## Data records:
· · · · · · ·
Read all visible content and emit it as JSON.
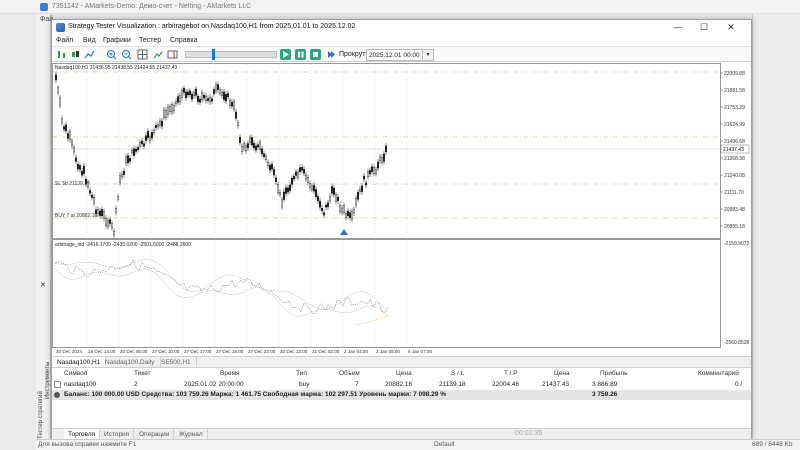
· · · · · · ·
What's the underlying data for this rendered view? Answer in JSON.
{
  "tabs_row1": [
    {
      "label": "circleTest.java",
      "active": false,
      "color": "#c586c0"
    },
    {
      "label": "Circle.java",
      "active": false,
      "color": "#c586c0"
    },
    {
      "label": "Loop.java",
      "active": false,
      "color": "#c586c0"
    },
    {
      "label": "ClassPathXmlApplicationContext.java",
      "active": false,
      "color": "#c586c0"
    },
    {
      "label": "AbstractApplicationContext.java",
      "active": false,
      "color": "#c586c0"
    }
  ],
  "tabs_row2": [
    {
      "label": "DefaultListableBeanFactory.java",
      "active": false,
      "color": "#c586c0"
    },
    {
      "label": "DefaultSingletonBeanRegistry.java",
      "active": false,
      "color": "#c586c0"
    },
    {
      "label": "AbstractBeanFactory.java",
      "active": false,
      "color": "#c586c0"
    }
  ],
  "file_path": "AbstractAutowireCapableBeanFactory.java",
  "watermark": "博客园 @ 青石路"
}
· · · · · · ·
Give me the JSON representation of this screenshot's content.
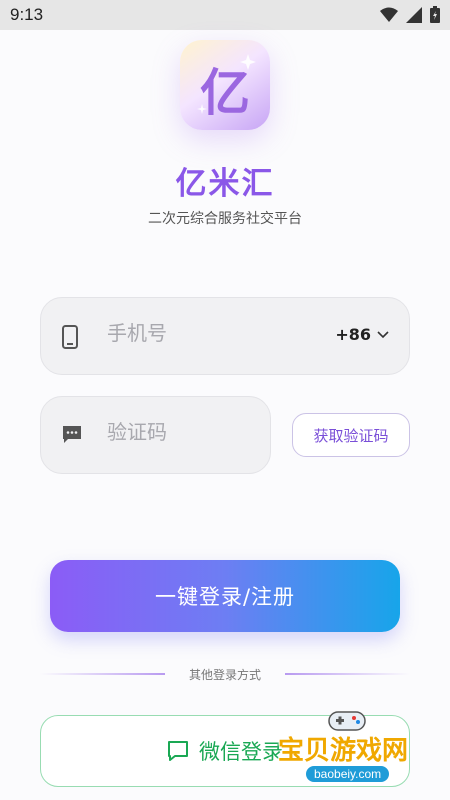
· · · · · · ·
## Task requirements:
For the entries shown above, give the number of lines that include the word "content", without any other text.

## Task output:
2